*Task details*
Give the count of lines that hold the word "intelligente" in this listing, with nothing added.

*Exercise data*
********

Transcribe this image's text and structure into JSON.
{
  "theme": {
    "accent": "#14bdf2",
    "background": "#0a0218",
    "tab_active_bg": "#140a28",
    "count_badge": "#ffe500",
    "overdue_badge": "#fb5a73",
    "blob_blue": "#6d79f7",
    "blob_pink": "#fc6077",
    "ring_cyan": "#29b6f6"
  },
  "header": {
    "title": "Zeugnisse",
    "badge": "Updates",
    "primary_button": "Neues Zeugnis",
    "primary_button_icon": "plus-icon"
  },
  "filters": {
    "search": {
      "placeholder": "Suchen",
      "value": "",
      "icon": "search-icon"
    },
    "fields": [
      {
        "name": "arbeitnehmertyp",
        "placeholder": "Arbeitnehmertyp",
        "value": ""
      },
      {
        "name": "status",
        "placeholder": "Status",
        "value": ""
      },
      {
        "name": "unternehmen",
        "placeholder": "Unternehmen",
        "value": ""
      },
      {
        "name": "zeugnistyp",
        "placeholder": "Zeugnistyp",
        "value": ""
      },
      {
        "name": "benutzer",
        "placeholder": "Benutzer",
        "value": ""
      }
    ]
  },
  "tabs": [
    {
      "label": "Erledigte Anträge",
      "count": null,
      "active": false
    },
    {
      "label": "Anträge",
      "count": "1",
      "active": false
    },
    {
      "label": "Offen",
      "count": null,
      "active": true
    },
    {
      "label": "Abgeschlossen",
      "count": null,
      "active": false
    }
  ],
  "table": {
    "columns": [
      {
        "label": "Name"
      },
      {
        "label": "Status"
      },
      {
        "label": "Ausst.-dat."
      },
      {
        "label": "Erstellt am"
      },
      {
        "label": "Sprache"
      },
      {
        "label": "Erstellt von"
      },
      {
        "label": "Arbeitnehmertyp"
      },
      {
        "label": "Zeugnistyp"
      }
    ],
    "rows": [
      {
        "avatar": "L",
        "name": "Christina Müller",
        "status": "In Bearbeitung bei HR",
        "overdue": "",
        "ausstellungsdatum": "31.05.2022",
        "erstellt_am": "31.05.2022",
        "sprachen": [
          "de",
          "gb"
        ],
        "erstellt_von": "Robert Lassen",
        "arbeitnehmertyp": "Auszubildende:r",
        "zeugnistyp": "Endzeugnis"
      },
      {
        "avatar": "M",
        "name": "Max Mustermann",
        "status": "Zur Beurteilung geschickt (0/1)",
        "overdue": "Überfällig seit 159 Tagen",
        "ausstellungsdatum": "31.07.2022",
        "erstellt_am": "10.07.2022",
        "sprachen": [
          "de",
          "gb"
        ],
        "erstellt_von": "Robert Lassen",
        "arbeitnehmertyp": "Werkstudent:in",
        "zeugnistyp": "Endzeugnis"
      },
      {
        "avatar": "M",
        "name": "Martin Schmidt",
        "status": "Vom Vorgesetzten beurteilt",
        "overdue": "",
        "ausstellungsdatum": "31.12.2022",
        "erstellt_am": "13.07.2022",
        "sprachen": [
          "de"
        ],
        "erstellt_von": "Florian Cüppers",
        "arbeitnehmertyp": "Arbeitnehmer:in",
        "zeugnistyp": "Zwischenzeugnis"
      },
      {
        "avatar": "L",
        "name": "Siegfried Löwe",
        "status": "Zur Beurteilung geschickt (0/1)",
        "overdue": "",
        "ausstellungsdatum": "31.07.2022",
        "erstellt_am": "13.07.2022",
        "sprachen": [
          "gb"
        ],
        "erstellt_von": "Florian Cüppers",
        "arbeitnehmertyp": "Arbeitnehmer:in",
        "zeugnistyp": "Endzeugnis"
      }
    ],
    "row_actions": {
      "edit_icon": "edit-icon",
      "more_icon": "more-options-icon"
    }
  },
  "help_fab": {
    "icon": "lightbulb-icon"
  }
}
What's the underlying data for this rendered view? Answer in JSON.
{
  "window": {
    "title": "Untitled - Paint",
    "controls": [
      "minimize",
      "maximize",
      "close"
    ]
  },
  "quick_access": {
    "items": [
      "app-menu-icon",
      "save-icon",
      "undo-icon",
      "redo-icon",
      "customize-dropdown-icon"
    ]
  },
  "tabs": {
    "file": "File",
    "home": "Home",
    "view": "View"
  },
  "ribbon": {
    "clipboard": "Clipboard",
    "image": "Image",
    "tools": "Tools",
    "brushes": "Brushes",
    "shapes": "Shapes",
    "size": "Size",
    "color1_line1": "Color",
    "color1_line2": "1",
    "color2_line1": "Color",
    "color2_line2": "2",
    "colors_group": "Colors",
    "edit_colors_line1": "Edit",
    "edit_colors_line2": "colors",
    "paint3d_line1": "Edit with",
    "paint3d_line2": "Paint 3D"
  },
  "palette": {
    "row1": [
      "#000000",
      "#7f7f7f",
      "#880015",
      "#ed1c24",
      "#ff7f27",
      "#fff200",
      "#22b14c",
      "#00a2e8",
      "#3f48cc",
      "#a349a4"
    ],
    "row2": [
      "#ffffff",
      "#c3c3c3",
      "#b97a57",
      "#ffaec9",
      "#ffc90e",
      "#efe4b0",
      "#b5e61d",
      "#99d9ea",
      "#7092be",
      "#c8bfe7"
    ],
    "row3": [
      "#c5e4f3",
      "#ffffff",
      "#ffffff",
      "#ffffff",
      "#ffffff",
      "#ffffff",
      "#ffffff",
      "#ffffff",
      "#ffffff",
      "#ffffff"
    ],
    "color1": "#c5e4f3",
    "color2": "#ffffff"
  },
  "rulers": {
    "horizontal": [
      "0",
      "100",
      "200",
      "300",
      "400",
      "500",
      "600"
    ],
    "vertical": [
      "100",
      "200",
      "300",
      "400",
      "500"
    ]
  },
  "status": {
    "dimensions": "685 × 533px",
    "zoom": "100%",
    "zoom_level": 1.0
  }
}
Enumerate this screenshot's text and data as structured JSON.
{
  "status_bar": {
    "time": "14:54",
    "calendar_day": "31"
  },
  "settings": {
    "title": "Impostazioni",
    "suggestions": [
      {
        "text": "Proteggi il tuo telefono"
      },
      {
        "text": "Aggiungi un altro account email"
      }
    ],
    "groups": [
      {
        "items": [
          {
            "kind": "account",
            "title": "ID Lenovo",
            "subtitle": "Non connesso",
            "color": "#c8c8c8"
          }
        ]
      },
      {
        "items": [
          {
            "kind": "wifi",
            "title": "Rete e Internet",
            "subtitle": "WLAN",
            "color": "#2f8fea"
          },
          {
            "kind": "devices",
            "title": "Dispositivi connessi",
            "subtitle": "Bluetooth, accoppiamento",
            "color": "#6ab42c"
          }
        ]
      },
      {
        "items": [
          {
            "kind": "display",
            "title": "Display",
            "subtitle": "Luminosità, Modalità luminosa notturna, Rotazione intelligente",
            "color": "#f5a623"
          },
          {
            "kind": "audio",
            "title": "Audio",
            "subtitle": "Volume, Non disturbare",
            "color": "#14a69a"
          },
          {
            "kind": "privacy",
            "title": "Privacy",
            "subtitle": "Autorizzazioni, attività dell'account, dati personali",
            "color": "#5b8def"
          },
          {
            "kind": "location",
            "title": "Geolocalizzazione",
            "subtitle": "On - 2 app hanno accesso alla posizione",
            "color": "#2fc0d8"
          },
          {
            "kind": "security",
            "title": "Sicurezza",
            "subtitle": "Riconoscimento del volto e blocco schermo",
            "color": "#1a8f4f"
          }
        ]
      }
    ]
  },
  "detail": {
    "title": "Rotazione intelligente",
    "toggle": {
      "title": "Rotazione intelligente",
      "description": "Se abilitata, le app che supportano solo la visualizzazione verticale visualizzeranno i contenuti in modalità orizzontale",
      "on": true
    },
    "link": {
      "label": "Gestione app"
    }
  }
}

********

*Task response*
3